This is a Los Angeles based film about the causalities of modernism, each character lost in their own shame and failure to be loved. Each life is depicted as being that of a victim, who has been affected by the mass culture of the TV and popular musical worlds and crippled psychologically by such after-effects. They are all-tied together too neatly and the outcome of their sufferings is too predictable for my taste. But that can’t begin to explain how penetrating a human drama this is and how acutely aware the young director is of the people’s misery and heartaches he highlights. This is a derivative film, a homage to Robert Altman’s Short Cuts/Nashville films. But Anderson offers more meat in his character’s parts than did Altman and more finesse in telling his story, allowing his actors to expand their roles more.

The film involves the lives of these nine characters during one rainy day in Southern California. They are each connected because of the following reasons: something happened in their past that stunted their growth, by their family relationships, and by mere coincidence. And, even though all their lives don’t intersect, they are all fighting the same battle to have a clean slate, whether they realize it or not. There is a sensitive but unappreciated cop, who wants to be of help to others, James (John C. Reilly); his coke-using junkie date, resentful of her abusive father, (Melora Walters); her kid game-show host, bastard of a father (Philip Baker Hall), who has learned that he has an incurable cancer and wants to make amends for his past sins; and, Hall’ current whiz kid star, the unhappy genius, Stanley (Jeremy Blackman), who is bullied by his father; there is the former whiz kid, now a pathetic grown-up with problems over his homosexual love life and his failure to be financially successful, Donnie Smith (William H. Macy ). There’s also the game show’s wealthy producer, Earl Partridge (Jason Robards), who lies in pain as he is dying, requesting only to speak to his estranged son, Frank T. J. Mackey (Tom Cruise), who won’t talk to him. Robards also has a gorgeous, younger, unfaithful wife he married when he left his cancer-striken first-wife, the now hysterical and remorseful Linda (Julianne Moore). Earl’s son was 14-years-old when he abandoned his cancer-stricken mother and she died soon afterwards, leaving the TV pitchman Cruise full of self-denial and self-hatred about his past; and finally, there is the home care nurse, Phil Parma (Philip Seymour Hoffman), who is dedicated to looking out for Mr. Partridge.

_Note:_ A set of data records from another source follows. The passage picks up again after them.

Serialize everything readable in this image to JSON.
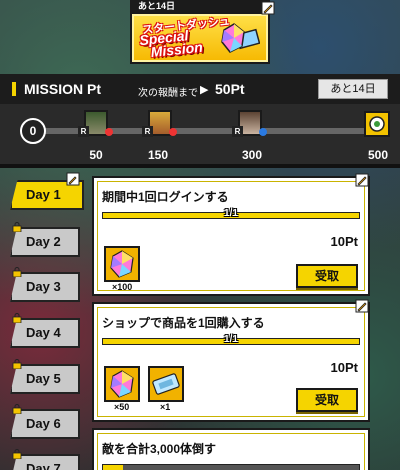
{
  "banner": {
    "days_left": "あと14日",
    "title_jp": "スタートダッシュ",
    "title_line1": "Special",
    "title_line2": "Mission"
  },
  "mission": {
    "title": "MISSION Pt",
    "next_label": "次の報酬まで",
    "next_pt": "50Pt",
    "days_left_button": "あと14日",
    "current_points": "0",
    "progress_fraction": 0.0,
    "milestones": [
      "50",
      "150",
      "300",
      "500"
    ]
  },
  "days": [
    {
      "label": "Day 1",
      "active": true,
      "locked": false
    },
    {
      "label": "Day 2",
      "active": false,
      "locked": true
    },
    {
      "label": "Day 3",
      "active": false,
      "locked": true
    },
    {
      "label": "Day 4",
      "active": false,
      "locked": true
    },
    {
      "label": "Day 5",
      "active": false,
      "locked": true
    },
    {
      "label": "Day 6",
      "active": false,
      "locked": true
    },
    {
      "label": "Day 7",
      "active": false,
      "locked": true
    }
  ],
  "cards": [
    {
      "title": "期間中1回ログインする",
      "progress_text": "1/1",
      "progress_fraction": 1.0,
      "points": "10Pt",
      "rewards": [
        {
          "icon": "crystal-gem-icon",
          "count": "×100"
        }
      ],
      "button": "受取"
    },
    {
      "title": "ショップで商品を1回購入する",
      "progress_text": "1/1",
      "progress_fraction": 1.0,
      "points": "10Pt",
      "rewards": [
        {
          "icon": "crystal-gem-icon",
          "count": "×50"
        },
        {
          "icon": "ticket-icon",
          "count": "×1"
        }
      ],
      "button": "受取"
    },
    {
      "title": "敵を合計3,000体倒す",
      "progress_text": "",
      "progress_fraction": 0.08
    }
  ]
}
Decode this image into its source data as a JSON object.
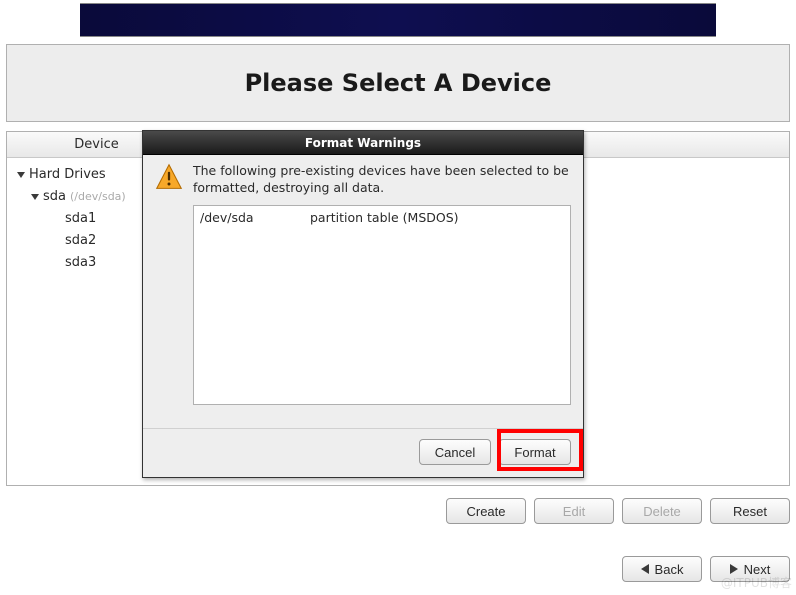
{
  "header_title": "Please Select A Device",
  "device_column_label": "Device",
  "tree": {
    "root_label": "Hard Drives",
    "disk_label": "sda",
    "disk_subtext": "(/dev/sda)",
    "partitions": [
      "sda1",
      "sda2",
      "sda3"
    ]
  },
  "buttons": {
    "create": "Create",
    "edit": "Edit",
    "delete": "Delete",
    "reset": "Reset",
    "back": "Back",
    "next": "Next"
  },
  "dialog": {
    "title": "Format Warnings",
    "message": "The following pre-existing devices have been selected to be formatted, destroying all data.",
    "items": [
      {
        "device": "/dev/sda",
        "desc": "partition table (MSDOS)"
      }
    ],
    "cancel": "Cancel",
    "format": "Format"
  },
  "watermark": "@ITPUB博客"
}
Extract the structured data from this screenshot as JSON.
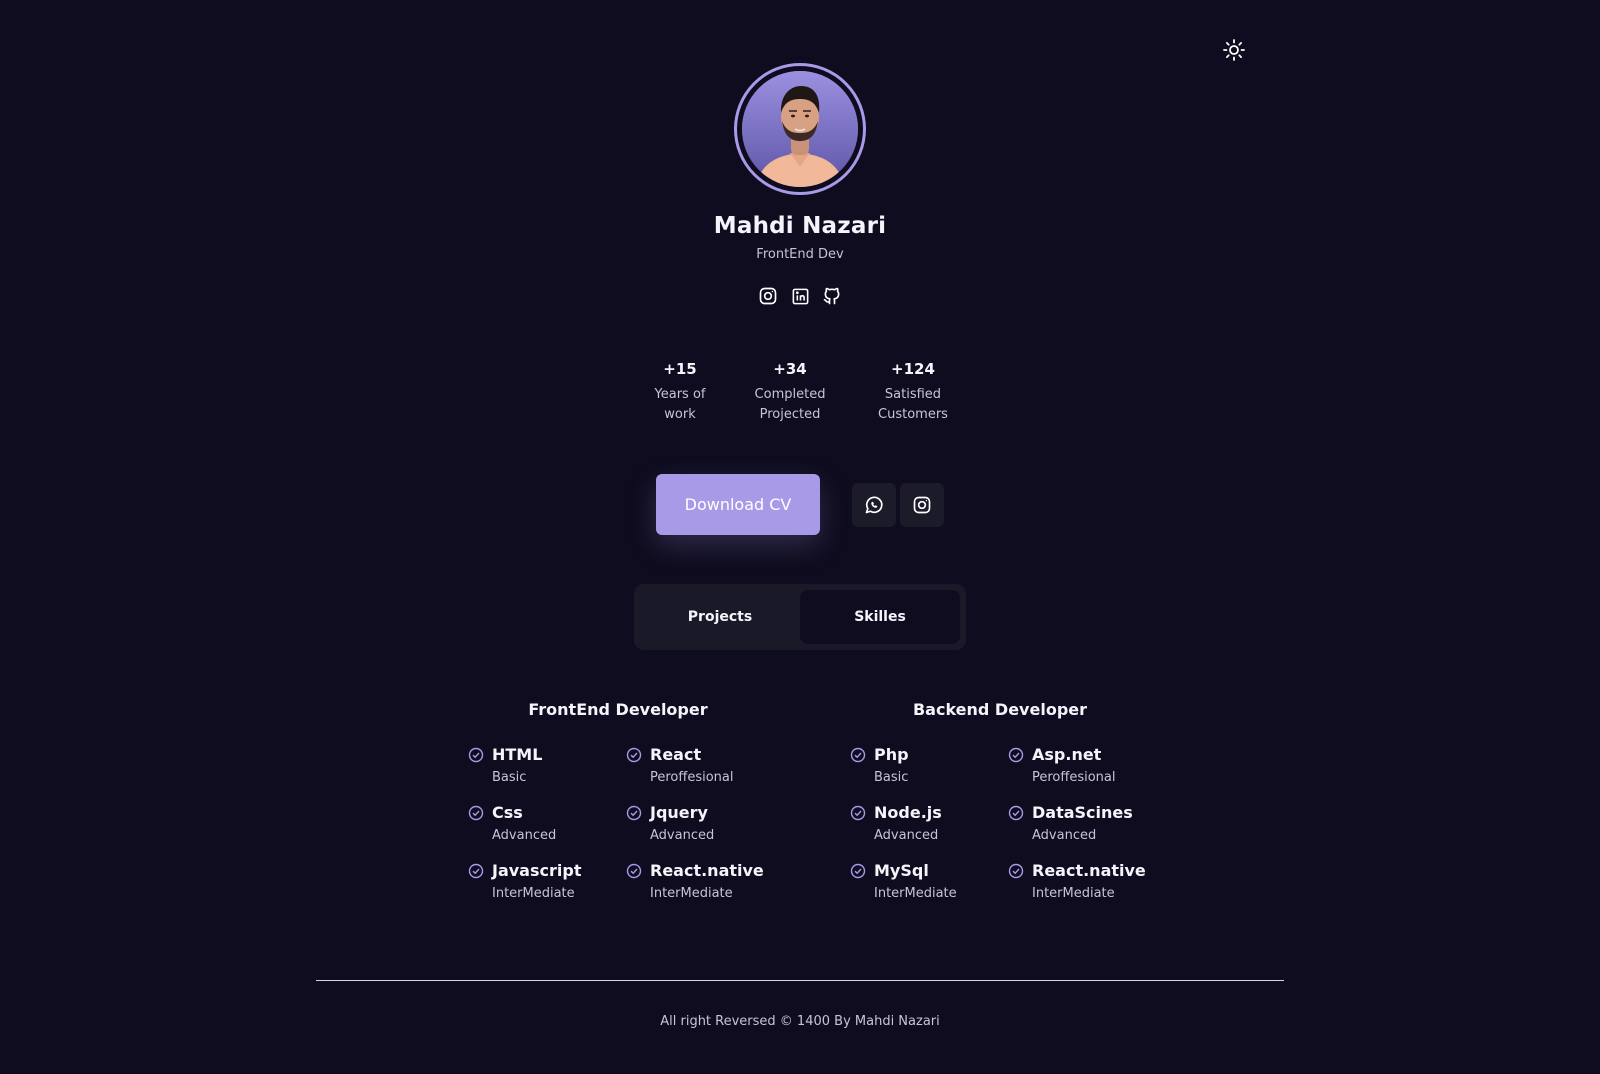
{
  "header": {
    "theme_icon": "sun-icon"
  },
  "profile": {
    "name": "Mahdi Nazari",
    "role": "FrontEnd Dev",
    "social_icons": [
      "instagram-icon",
      "linkedin-icon",
      "github-icon"
    ]
  },
  "stats": [
    {
      "value": "+15",
      "label_line1": "Years of",
      "label_line2": "work"
    },
    {
      "value": "+34",
      "label_line1": "Completed",
      "label_line2": "Projected"
    },
    {
      "value": "+124",
      "label_line1": "Satisfied",
      "label_line2": "Customers"
    }
  ],
  "actions": {
    "download_label": "Download CV",
    "whatsapp_icon": "whatsapp-icon",
    "instagram_icon": "instagram-icon"
  },
  "tabs": [
    {
      "label": "Projects",
      "active": false
    },
    {
      "label": "Skilles",
      "active": true
    }
  ],
  "skills": {
    "frontend": {
      "title": "FrontEnd Developer",
      "items": [
        {
          "name": "HTML",
          "level": "Basic"
        },
        {
          "name": "React",
          "level": "Peroffesional"
        },
        {
          "name": "Css",
          "level": "Advanced"
        },
        {
          "name": "Jquery",
          "level": "Advanced"
        },
        {
          "name": "Javascript",
          "level": "InterMediate"
        },
        {
          "name": "React.native",
          "level": "InterMediate"
        }
      ]
    },
    "backend": {
      "title": "Backend Developer",
      "items": [
        {
          "name": "Php",
          "level": "Basic"
        },
        {
          "name": "Asp.net",
          "level": "Peroffesional"
        },
        {
          "name": "Node.js",
          "level": "Advanced"
        },
        {
          "name": "DataScines",
          "level": "Advanced"
        },
        {
          "name": "MySql",
          "level": "InterMediate"
        },
        {
          "name": "React.native",
          "level": "InterMediate"
        }
      ]
    }
  },
  "footer": {
    "text": "All right Reversed © 1400 By Mahdi Nazari"
  },
  "colors": {
    "background": "#0e0c1e",
    "accent": "#a99ae8",
    "card": "#1a1928",
    "text": "#f5f4fb",
    "muted_text": "#c6c4d6"
  }
}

The performances by all were superb, but Reilly’s and Hoffman’s were better than superb, in a film that didn’t have a featured player. Anderson was able to create a somewhat seamless work out of these separate skits, making use of different camera angles, using TV inter-cutting methods, fast-cut editing, and utilizing a provocative visual style. He also made the story seem fresh and moving in many different directions to catch all the personalities involved.

Anderson made good use of the film’s theme song, through the performance of Aimee Mann. She is heard first by one character then another, until all the film’s troubled souls are brought together by a single refrain. “It’s not … going to stop,” as each one sings, as if signaling the approach of some impending doom.

Whatever fault one might find with the film, that fault is countered by how interesting and refreshing it felt. The magic happening onscreen was in the vibrant telling tragedies of the lost souls and their injured psyches, causalities that are inevitable in America’s modern world of consumerism. The cry for love can be heard on the lips of the two philandering fathers and on all the other lost souls, each searching for a place to fit in and for a way to love someone and be loved in return.

Incidentally, the title of the film comes from the name on the L.A. street sign.